My post-grad dream was to host a TV show interviewing celebrity guests. For a year, I applied to various places in the television industry, with no success. I soon found myself in a season of deep depression.
But then I saw an opportunity to start a podcast in my hometown. I’d never considered podcasting before, yet I felt God leading me in this direction. My obedience to step through this open door became the threshold to seeing God show up in significant ways.
Long story short, a month after I started my podcast, I met an NFL Hall of Famer who graciously offered to be my first guest. Shortly after, he began connecting me with some of his celebrity buddies who also came on the show. In one year, I have interviewed over 20 celebrities. It’s been humbling to watch God circumvent my plans to enable His. He led me to this opportunity, and He is now behind me, guarding my dream.

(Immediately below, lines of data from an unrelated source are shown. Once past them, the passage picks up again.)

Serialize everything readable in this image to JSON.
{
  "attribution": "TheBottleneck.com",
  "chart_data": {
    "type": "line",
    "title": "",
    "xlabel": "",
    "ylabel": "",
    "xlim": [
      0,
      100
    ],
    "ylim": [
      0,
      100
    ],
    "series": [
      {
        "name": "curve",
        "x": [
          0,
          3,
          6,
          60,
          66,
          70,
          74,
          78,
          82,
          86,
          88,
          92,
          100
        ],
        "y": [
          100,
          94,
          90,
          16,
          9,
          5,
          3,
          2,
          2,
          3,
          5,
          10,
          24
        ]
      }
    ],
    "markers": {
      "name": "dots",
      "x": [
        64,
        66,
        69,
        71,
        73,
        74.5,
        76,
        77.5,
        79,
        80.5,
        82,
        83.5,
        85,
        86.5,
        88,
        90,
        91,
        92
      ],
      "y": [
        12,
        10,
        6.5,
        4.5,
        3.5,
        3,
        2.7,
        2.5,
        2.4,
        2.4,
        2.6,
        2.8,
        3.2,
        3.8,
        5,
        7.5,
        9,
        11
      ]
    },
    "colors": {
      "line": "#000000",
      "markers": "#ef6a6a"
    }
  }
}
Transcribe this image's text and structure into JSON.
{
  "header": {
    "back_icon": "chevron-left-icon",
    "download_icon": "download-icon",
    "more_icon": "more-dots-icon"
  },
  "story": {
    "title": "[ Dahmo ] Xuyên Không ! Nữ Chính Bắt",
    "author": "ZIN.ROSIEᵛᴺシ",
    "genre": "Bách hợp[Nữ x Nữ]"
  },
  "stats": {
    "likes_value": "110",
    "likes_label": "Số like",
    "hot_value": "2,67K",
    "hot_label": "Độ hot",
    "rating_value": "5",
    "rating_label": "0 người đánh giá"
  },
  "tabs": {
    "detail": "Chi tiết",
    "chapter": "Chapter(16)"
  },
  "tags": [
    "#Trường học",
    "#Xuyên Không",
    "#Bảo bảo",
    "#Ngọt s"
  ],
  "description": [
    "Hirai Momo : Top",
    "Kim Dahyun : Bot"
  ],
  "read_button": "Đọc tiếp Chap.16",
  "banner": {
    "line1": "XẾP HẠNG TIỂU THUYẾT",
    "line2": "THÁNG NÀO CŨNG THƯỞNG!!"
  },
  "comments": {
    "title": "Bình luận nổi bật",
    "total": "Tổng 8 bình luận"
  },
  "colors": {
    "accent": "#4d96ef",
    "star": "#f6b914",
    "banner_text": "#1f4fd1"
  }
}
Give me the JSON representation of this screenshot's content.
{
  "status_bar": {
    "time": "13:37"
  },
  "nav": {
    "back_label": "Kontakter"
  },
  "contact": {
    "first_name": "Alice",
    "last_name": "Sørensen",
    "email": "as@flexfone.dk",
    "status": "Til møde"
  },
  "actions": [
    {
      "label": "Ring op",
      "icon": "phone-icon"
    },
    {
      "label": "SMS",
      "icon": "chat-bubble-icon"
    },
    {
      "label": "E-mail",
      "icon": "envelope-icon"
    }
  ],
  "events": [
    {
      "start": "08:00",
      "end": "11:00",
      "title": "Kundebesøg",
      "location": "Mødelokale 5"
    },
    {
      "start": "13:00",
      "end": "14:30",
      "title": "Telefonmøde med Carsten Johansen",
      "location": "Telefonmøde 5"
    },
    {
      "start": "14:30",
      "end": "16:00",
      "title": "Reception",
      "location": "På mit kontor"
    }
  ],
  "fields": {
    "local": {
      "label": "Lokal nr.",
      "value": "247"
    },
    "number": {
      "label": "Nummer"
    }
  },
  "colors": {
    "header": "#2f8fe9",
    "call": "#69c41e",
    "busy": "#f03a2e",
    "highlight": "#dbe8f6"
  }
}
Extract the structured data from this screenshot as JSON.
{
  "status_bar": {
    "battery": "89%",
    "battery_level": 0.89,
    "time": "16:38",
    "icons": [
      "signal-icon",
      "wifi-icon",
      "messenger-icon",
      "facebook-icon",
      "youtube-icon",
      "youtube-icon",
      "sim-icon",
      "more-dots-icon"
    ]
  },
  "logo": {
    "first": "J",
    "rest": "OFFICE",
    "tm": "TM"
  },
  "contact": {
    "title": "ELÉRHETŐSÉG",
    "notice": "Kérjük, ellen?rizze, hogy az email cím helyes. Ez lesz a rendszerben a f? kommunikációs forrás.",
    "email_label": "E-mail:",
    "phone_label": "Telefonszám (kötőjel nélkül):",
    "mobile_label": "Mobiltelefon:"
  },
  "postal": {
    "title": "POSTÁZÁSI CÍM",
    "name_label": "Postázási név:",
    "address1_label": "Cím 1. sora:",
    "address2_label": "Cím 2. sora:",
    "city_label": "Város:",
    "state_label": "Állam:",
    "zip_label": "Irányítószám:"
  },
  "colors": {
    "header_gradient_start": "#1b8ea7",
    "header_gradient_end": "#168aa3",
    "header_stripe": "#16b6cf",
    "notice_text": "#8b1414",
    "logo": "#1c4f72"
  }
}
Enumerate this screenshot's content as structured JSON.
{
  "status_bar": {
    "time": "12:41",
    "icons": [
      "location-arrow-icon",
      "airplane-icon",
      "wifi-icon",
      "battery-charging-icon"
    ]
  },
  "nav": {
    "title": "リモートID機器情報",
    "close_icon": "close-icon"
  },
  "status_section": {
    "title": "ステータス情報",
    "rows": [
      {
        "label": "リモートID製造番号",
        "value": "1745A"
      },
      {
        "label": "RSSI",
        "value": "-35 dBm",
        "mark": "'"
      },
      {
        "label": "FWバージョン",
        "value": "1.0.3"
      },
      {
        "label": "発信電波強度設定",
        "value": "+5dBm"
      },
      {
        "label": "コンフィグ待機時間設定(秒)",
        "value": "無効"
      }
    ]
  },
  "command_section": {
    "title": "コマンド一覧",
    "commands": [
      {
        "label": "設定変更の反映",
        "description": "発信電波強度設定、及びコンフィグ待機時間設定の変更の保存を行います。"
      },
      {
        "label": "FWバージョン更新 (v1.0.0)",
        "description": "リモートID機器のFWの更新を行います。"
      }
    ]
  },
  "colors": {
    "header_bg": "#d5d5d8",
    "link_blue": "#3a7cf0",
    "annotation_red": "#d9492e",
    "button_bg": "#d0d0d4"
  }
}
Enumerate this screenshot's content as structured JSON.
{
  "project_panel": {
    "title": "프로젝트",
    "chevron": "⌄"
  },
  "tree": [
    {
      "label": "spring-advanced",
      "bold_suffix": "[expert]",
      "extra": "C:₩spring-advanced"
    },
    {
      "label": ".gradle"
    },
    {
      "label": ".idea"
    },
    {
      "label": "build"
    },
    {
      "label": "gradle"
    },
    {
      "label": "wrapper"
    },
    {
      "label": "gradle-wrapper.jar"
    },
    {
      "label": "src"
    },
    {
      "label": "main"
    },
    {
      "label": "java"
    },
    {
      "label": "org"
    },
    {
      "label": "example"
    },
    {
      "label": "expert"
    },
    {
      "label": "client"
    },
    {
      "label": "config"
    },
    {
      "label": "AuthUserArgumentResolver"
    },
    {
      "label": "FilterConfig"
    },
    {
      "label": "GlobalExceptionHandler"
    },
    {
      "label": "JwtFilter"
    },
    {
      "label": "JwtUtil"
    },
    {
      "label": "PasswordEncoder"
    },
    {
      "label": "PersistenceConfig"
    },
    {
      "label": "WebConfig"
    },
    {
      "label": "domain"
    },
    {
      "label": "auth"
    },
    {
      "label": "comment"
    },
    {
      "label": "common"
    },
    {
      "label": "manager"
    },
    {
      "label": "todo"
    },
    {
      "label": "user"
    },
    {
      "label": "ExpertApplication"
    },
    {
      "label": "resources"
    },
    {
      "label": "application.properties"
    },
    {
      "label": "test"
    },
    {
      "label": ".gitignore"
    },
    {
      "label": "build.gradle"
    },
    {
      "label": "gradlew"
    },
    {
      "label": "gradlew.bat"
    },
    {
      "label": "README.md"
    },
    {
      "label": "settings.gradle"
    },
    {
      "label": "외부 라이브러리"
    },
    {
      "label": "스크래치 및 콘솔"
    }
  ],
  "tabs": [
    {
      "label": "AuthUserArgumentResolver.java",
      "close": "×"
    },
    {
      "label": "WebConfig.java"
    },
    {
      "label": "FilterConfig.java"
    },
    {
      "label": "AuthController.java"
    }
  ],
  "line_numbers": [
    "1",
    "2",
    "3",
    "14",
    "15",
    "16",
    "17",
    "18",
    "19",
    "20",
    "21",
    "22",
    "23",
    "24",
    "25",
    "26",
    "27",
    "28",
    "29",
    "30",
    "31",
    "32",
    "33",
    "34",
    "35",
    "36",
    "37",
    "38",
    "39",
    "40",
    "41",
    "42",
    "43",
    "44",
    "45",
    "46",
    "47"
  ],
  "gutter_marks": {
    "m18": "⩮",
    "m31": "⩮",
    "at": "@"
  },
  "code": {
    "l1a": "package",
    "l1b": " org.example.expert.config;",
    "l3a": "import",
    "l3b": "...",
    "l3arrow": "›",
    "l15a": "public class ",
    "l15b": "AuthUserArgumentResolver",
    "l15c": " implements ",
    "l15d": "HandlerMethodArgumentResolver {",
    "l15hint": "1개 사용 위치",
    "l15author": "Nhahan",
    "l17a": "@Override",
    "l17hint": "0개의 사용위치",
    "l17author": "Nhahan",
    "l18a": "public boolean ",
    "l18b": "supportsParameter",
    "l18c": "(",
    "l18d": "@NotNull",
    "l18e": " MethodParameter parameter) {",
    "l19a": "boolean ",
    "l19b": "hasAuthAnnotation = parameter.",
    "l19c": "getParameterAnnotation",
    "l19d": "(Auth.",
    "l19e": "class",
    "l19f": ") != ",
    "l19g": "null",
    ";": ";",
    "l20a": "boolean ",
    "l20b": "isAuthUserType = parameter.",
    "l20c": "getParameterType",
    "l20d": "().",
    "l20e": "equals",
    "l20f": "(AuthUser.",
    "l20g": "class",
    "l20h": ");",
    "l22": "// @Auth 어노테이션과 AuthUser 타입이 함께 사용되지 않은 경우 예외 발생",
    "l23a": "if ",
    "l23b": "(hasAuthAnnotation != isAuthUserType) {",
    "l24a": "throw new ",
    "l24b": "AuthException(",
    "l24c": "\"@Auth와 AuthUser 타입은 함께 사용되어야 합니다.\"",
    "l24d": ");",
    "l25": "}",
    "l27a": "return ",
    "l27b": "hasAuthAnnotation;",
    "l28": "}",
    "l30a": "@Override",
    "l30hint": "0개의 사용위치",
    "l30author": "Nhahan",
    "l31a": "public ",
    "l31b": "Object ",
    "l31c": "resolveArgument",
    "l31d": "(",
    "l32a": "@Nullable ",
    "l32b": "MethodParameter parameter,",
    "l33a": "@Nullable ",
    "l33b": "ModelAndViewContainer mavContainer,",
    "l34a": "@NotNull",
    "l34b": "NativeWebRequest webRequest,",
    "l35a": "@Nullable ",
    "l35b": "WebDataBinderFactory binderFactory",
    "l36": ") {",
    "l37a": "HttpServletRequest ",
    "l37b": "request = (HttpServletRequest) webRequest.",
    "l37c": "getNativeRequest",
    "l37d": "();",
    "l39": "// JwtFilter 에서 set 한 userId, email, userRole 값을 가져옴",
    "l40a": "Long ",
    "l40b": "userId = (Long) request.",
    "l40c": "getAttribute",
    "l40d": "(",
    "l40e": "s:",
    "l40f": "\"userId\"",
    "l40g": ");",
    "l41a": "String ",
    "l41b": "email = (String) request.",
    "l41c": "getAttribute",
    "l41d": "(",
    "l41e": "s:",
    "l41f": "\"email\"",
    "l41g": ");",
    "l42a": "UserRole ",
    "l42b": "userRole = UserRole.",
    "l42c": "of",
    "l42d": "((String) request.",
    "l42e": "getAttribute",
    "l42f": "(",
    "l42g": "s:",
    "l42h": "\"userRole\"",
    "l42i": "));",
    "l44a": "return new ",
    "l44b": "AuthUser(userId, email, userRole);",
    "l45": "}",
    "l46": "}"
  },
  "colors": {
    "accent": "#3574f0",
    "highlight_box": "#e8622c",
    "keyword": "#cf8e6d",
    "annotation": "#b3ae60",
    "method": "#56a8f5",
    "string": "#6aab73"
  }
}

We hear all the time that God is in control and His plan for each of us is perfect. I knew that with my head, but now I know it with my whole being. I have personally witnessed God moving for me—before me, behind me, and between me—just as He has always promised He would.
These unchanging promises of God are highlighted throughout the Bible, but especially in Exodus 13–14. In these chapters, we see that hardhearted Pharaoh nearly had to be plagued to death before he would allow Moses to lead the Israelites out of Egypt to worship God in the wilderness. As the Israelites traveled through the wilderness, “the Lord went ahead of them in a pillar of cloud to guide them on their way and by night in a pillar of fire to give them light, so that they could travel by day or night” (Exodus 13:21 NIV).
Later in Exodus 14, Pharaoh changed his mind and pursued the Israelites through the wilderness. At the sight of Pharaoh and his chariots closing in on them, the terrified people asked Moses: “Why did God lead us out of slavery only to be chased down to the sea?”
Listen to how God instructed Moses to respond. He answered the people, “Do not be afraid. Stand firm and you will see the deliverance the Lord will bring you today. The Egyptians you see today you will never see again. The Lord will fight for you; you need only to be still” (Exodus 14:13–14).
The Lord then commanded Moses to put his staff in the water, and God split the Red Sea so His people could pass through on dry ground. After they had crossed over, the water came crashing down on the Egyptian army, and they drowned.
But notice the lineup change right before the waters parted. “Then the angel of God, who had been traveling in front of Israel’s army, withdrew and went behind them. The pillar of cloud also moved from in front and stood behind them, coming between the armies of Egypt and Israel. Throughout the night the cloud brought darkness to the one side and light to the other side; so neither went near the other all night long” (Exodus 14:19–20).
The frontal force that had led the Israelites out of Egypt and away from the enemy was the same protection that moved behind them to stand between them and the enemy. I have often missed this truth.
Sometimes, like the Israelites, I wonder, “God, where are You leading me?” But this story and mine remind me that God is ever faithful. He goes before me and behind me, always standing between my enemy and me. And between me and unfulfilled dreams.
God is before, behind, and between you and whatever you are facing too. He is fighting your battles, so just be still and don’t be afraid. He knows what He is doing, and His timing is always perfect. Trust Him. If He has placed a dream in you, He will bring it to completion (Philippians 1:6).